I’m Desperate is a defining image, I know I am biased. But it came at a time that we didn’t expect someone to be so brutally honest/vulnerable and yet look so in control. It is always going to work as an image, and the beauty of it is that it can speak of different politics over the years. In the 90s it was associated with the recession and now it could be the sense of many people feeling disempowered. That is what a good artwork should do; be open to many interpretations, and therefore it is much more universal. I hate to use this word but it is an ‘iconic’ photograph.

Self Portrait of Me Now in Mask, 2011 | framed c-type print | 124 x 98 x 3 cm | © Gillian Wearing courtesy Maureen Paley, London
Self Portrait at 17 Years Old, 2003 | framed c-type print | 115.5 x 92 cm | © Gillian Wearing courtesy Maureen Paley, London

I love the incredibly authentic review you gave of Antichrist, you said “I sometimes wonder if Von Trier’s films have led to his nervous breakdown – the fact that he allows himself time and time again to go to the very dark side of human emotions to try to show us the tormented mind, and in this case getting the actors to enact his own demons.” You’ve also said “We all have a certain madness about us”. Do you think mental health has a difficult relationship with art and its perception with the public?

That film really got me. I was very lucky to see it at the premiere in Cannes with Von Trier sitting a couple of rows away.  I was asked to write something about it for the Guardian and I was so pleased because I had a raw visceral feel for the film, I felt this transference from him to his characters. In terms of mental health, we need to approach life with the notion we are all mentally ill and it is how we adapt and function with that. For artists it is perfect because you can channel those feelings into your art. But art can also be the worst place, because you need to be comfortable with yourself for many hours of the day, creating your own structures and ideas.

Some people are really creative but they can’t ruminate with themselves, so it gets too dark with them and they are better in many respects being in a different environment with someone else creating the structure.  When I was at Goldsmiths there was 3 suicides, and in the intervening years I know of several more, some brilliant people who couldn’t handle things.  There are certain artists in history who are the torch bearers for the tortured souls of art like Vincent Van Gogh or Edvard Munch. I think people are drawn more to their work because of their biographies; people relate because they will have brushes with their own mental health. We have over 2000 thoughts per hour from our conscious mind and many many more from our unconscious mind, so we are always in conflict and therefore our state of mind is always vulnerable.

Feature image taken by Mike Massaro
Gillian Wearing is represented by Maureen Paley, London Tanya Bonakdar, New York and Regen Projects, Los Angeles

Gillian Wearing and Claude Cahun: Behind the Mask, Another Mask

    is at the National Portrait Gallery, London, 9 March-29 May

Her photographs of the Twins made me realise the subtle duality that photographs can unveil and that you have to really look to find it. I don’t mean duality because the image is of twins, but the fact one twin looks extroverted and the other introverted just by the slight changes in the expression in their eyes.
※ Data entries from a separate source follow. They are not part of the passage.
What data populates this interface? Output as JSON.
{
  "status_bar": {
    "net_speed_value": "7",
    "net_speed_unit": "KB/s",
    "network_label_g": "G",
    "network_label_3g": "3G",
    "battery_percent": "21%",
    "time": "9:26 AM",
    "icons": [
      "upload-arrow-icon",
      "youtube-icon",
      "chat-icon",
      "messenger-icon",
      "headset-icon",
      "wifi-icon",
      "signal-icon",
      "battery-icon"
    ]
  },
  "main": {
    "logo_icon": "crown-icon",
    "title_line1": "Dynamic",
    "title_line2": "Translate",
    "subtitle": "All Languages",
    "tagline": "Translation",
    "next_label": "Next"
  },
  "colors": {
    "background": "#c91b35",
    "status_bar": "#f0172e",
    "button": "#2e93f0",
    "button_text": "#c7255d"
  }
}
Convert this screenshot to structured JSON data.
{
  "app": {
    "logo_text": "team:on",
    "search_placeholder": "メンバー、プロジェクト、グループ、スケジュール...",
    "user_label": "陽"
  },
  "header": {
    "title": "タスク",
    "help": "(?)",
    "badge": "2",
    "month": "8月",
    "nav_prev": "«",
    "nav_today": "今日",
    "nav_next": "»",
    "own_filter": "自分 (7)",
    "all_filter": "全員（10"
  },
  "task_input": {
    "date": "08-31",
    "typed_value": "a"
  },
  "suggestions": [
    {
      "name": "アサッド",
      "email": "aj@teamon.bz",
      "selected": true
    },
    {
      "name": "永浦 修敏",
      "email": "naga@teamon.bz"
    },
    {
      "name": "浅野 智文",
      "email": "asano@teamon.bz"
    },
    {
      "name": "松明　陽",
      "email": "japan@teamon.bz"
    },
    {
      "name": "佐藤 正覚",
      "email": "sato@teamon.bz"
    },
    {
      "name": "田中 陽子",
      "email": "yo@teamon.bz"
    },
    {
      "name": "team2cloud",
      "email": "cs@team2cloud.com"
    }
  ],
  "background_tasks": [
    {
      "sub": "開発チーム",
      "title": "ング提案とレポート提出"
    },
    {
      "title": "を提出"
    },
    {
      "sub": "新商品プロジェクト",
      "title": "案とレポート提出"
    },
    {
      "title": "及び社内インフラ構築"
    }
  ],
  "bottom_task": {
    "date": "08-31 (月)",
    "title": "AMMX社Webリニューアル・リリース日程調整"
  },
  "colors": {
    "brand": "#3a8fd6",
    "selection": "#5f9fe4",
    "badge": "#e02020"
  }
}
It’s almost imperceptible if you were to concentrate on the whole, this image that looks as if it is about sameness but it isn’t.

My husband. Break Down 2001, where he destroyed all his belongings, made me realise you can rejoice in destruction on rare exceptional occasions like in this work.

The long takes, the improvisations, these aesthetics seeped into early reality TV like ‘An American Family’ that then shaped documentaries.